You are going to be the Executor or Personal Representative in a Probate. Now what?

Virgilia (Jil) S Culver Attorney Wyoming Probate Attorney can help call today 307-388-4085

Below is a general discussion of what is likely to happen.

Probate begins with filing a petition with the Probate Court and the process is similar whether there is a Will or not. The attorney will prepare the petition for your signature. The petition requests both your appointment as personal representative and admission of the will (or administration of an intestate estate) to probate. Within a short time after the petition is filed, the judge signs an order approving the petition, and the court issues letters testamentary certifying your appointment as personal representative.
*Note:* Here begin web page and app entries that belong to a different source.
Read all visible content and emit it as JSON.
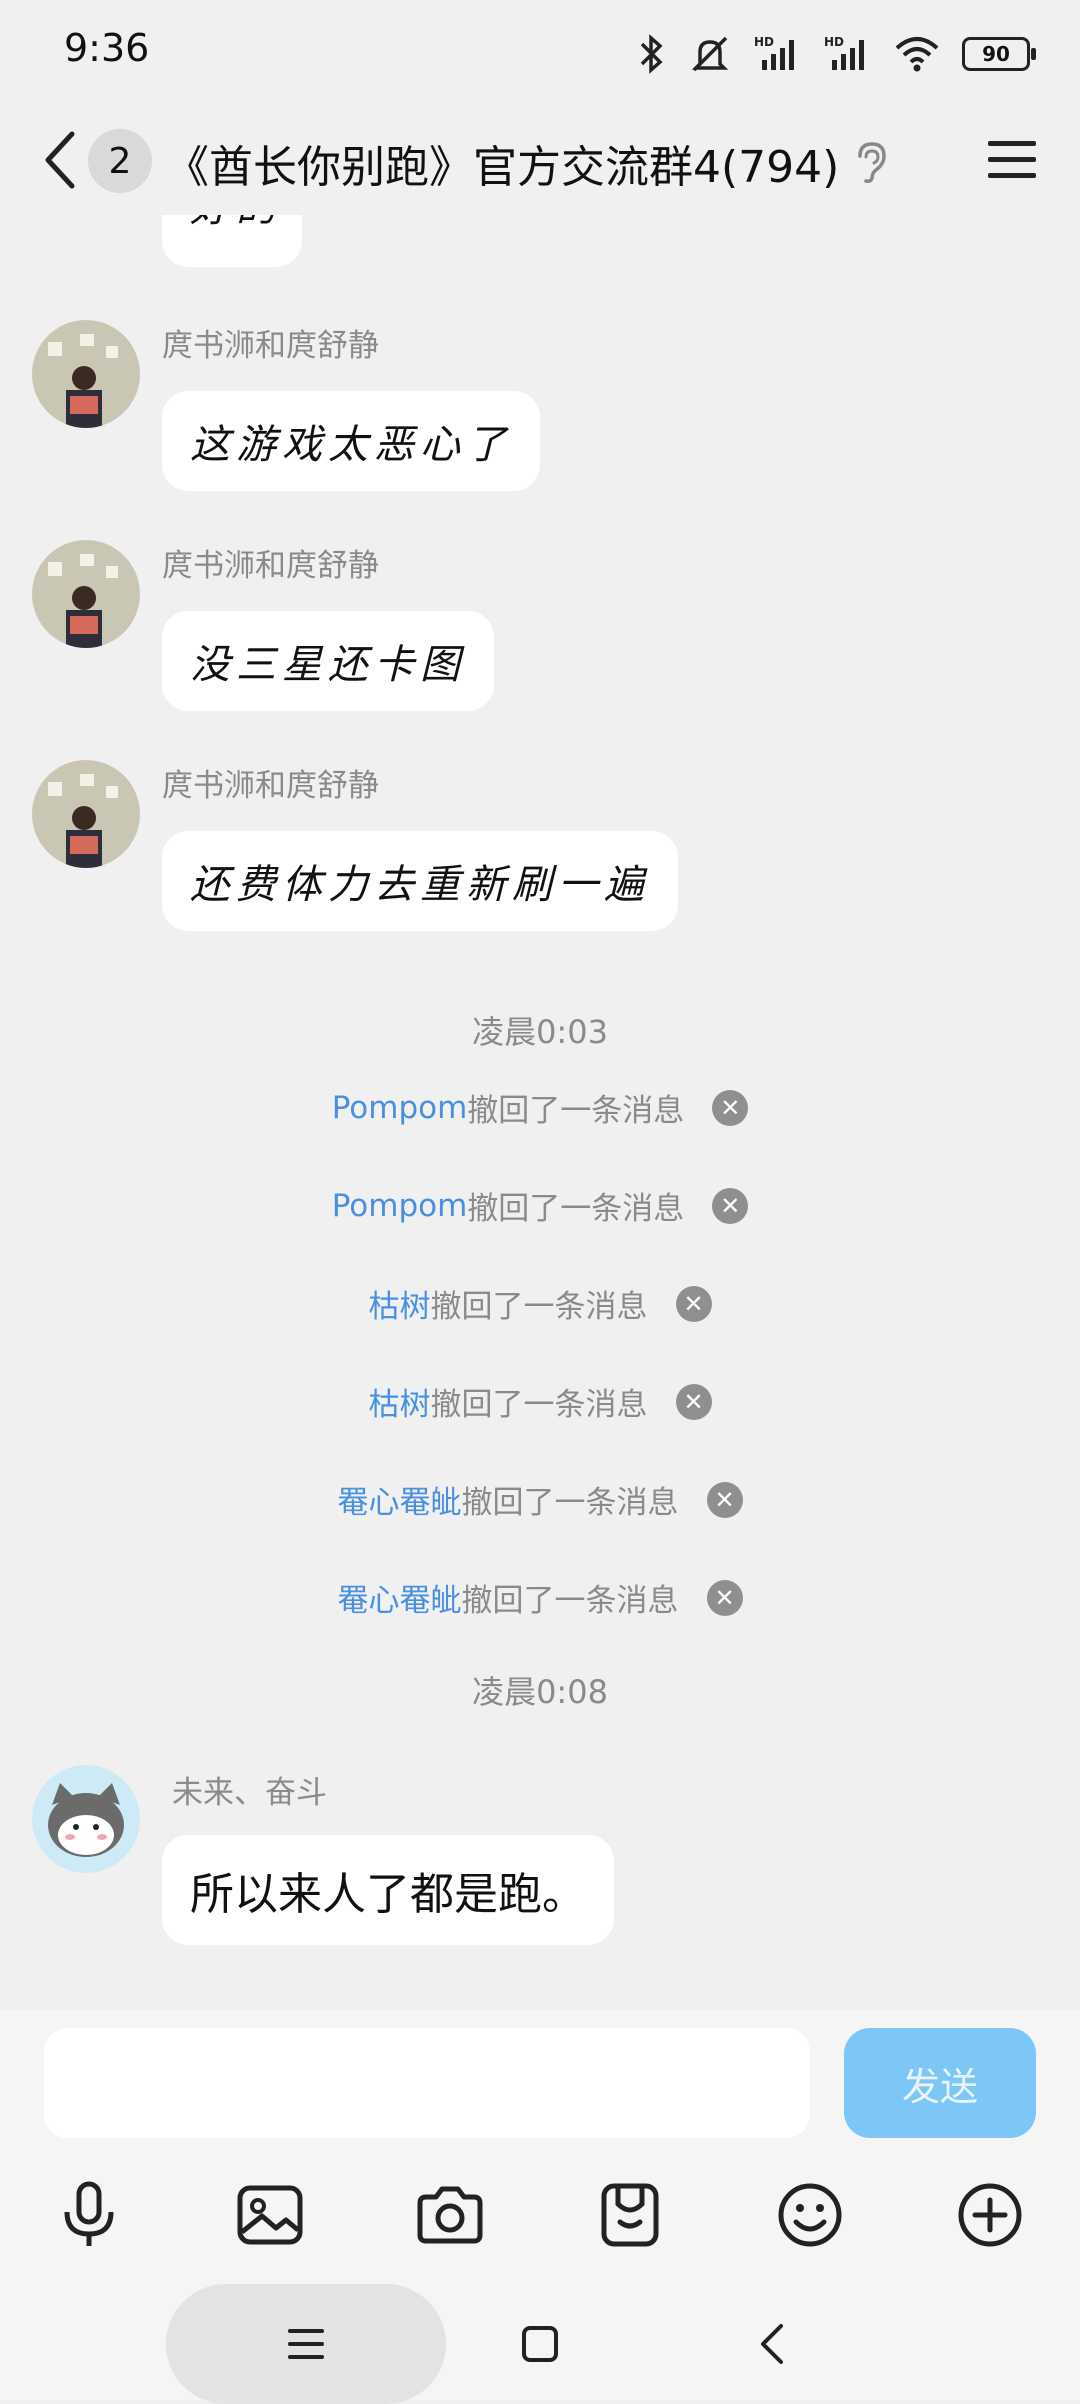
{
  "status_bar": {
    "time": "9:36",
    "battery": "90"
  },
  "header": {
    "unread_count": "2",
    "title": "《酋长你别跑》官方交流群4(794)"
  },
  "messages": [
    {
      "sender": "庹书浉和庹舒静",
      "text": "这游戏太恶心了"
    },
    {
      "sender": "庹书浉和庹舒静",
      "text": "没三星还卡图"
    },
    {
      "sender": "庹书浉和庹舒静",
      "text": "还费体力去重新刷一遍"
    }
  ],
  "partial_bubble_text": "好的",
  "timestamp_1": "凌晨0:03",
  "recalls": [
    {
      "who": "Pompom",
      "text": "撤回了一条消息"
    },
    {
      "who": "Pompom",
      "text": "撤回了一条消息"
    },
    {
      "who": "枯树",
      "text": "撤回了一条消息"
    },
    {
      "who": "枯树",
      "text": "撤回了一条消息"
    },
    {
      "who": "罨心罨皉",
      "text": "撤回了一条消息"
    },
    {
      "who": "罨心罨皉",
      "text": "撤回了一条消息"
    }
  ],
  "timestamp_2": "凌晨0:08",
  "last_message": {
    "sender": "未来、奋斗",
    "text": "所以来人了都是跑。"
  },
  "input": {
    "placeholder": "",
    "value": "",
    "send_label": "发送"
  },
  "colors": {
    "link": "#4a90e2",
    "send_button": "#7cc7f5",
    "background": "#f0f0f0"
  },
  "icons": [
    "back-icon",
    "ear-icon",
    "menu-icon",
    "microphone-icon",
    "image-icon",
    "camera-icon",
    "sticker-icon",
    "emoji-icon",
    "plus-icon",
    "nav-menu-icon",
    "nav-home-icon",
    "nav-back-icon"
  ]
}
You then are authorized to deal with all the facets of the estate, including obtaining payments on insurance, paying creditors’ claims, signing releases, listing real property for sale, transferring bank accounts, and any other duties that become necessary as a result of your appointment as personal representative.

After filing the petition, a notice is published in a local newspaper of general circulation regarding the probate. This puts creditors on notice that they have a short time within which to file claims against the estate for payment of their accounts.

Next, the attorney will prepare notices for all heirs and beneficiaries advising them that you have been appointed personal representative and informing them about how to obtain information about the estate. This notice to heirs and the published notice for creditors are required by law.
An inventory of the estate assets must be filed within 60 days of your appointment as personal representative. The estate assets will consist of all property owned individually by the decedent.
You may need to prepare federal and state inheritance tax returns depending upon the value of the probate inventory and the value of any other assets that pass to any beneficiaries outside of probate, such as by insurance beneficiary designation or joint ownership. The inheritance tax returns are due nine months after death, but if they are required, you should make every effort to prepare them earlier.

In the meantime, you will be preparing the final income tax return for the decedent, for the last year, for filing with the State and the IRS. Once the personal income tax returns (and the inheritance tax returns, if needed) are prepared and filed, all taxes must have been paid or provided for by estate funds before the estate can be distributed and the probate closed.

When the taxes have been resolved and creditors have been paid, the estate is ready for distribution. The attorney will prepare for your signature an accounting that is filed with the court reporting all the property in the estate, any income received, and any disbursements made during the probate.
The accounting includes a petition for distribution of the estate assets to the beneficiaries, and a request that you be authorized to pay attorney fees and costs, accountant fees, if any, and your personal representative fee. After the judge signs the order approving the accounting and the distribution, distributions are made. The attorney will help you distribute the assets to the beneficiaries and secured signed receipts from the beneficiaries that must be filed with the court.
The final income tax return for the estate must be prepared and filed. The attorney will prepare a final petition to discharge you as personal representative and close the estate.

During the time that the estate is open, all cash from the estate should be kept in a separate, interest-bearing account, such as a money market account or a short-term certificate of deposit, in the name of the estate. ( Not your personal account!) Any money received by you as personal representative must be deposited into the estate bank account. It is forbidden to commingle estate funds with your personal funds.

You must arrange with an accountant or other tax professional (it makes sense to use the decedent’s tax professional) to prepare the necessary federal and state tax forms (the decedent’s final income tax return {IRS form 1040 and state form}, any required inheritance tax returns {IRS form 706 and state form}, and the estate income tax return {IRS form 1041 and state form}). The fees for tax return preparation should be included in your request for payment of estate expenses. Do not forget to request them.

You will need to forward a certified copy of the death certificate and names, addresses, and the ages of all heirs and beneficiaries. The petition can then be prepared.

Do not hesitate to ask questions Virgilia (Jil) S Culver Attorney Wyoming Probate Attorney